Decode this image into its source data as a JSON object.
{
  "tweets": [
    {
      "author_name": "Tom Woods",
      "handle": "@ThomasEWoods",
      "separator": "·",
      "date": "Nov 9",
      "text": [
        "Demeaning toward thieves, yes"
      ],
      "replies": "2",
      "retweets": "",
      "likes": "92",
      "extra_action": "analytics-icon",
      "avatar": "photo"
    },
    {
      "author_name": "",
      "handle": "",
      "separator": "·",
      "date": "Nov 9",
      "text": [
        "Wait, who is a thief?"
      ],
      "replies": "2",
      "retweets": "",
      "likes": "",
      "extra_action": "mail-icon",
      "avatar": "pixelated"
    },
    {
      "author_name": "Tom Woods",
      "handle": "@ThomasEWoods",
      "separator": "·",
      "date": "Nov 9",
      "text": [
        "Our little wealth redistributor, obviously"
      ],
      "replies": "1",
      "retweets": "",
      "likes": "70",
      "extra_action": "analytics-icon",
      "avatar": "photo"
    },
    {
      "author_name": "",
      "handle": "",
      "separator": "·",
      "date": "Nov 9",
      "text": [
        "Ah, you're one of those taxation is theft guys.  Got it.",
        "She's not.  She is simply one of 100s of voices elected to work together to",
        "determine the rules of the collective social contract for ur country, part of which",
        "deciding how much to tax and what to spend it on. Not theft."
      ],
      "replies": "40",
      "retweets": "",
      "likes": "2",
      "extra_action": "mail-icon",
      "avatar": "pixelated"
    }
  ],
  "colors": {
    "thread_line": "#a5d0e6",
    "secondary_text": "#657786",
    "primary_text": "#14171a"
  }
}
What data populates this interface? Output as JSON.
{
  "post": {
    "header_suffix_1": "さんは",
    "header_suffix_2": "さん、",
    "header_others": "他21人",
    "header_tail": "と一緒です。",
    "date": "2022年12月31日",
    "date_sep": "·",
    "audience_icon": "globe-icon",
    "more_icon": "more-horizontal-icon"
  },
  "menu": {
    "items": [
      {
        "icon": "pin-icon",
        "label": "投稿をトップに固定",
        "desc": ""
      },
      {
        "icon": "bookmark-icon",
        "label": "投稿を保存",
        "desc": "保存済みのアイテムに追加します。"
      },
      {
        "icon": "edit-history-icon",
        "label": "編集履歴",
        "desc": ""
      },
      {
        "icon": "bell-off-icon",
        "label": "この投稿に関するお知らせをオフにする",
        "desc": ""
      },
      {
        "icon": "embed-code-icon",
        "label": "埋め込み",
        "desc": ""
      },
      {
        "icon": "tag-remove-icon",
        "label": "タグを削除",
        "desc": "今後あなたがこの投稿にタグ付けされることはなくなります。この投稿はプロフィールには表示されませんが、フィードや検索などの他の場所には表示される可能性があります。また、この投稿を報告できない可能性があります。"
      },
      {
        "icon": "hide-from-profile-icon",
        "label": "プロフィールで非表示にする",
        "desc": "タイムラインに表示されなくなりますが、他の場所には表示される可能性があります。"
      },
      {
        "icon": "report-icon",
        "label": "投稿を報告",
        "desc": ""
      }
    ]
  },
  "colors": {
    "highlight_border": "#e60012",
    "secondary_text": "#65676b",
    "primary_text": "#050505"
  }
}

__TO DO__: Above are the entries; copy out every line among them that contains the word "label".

__OUTPUT FOR THIS TASK__:
        "label": "投稿をトップに固定",
        "label": "投稿を保存",
        "label": "編集履歴",
        "label": "この投稿に関するお知らせをオフにする",
        "label": "埋め込み",
        "label": "タグを削除",
        "label": "プロフィールで非表示にする",
        "label": "投稿を報告",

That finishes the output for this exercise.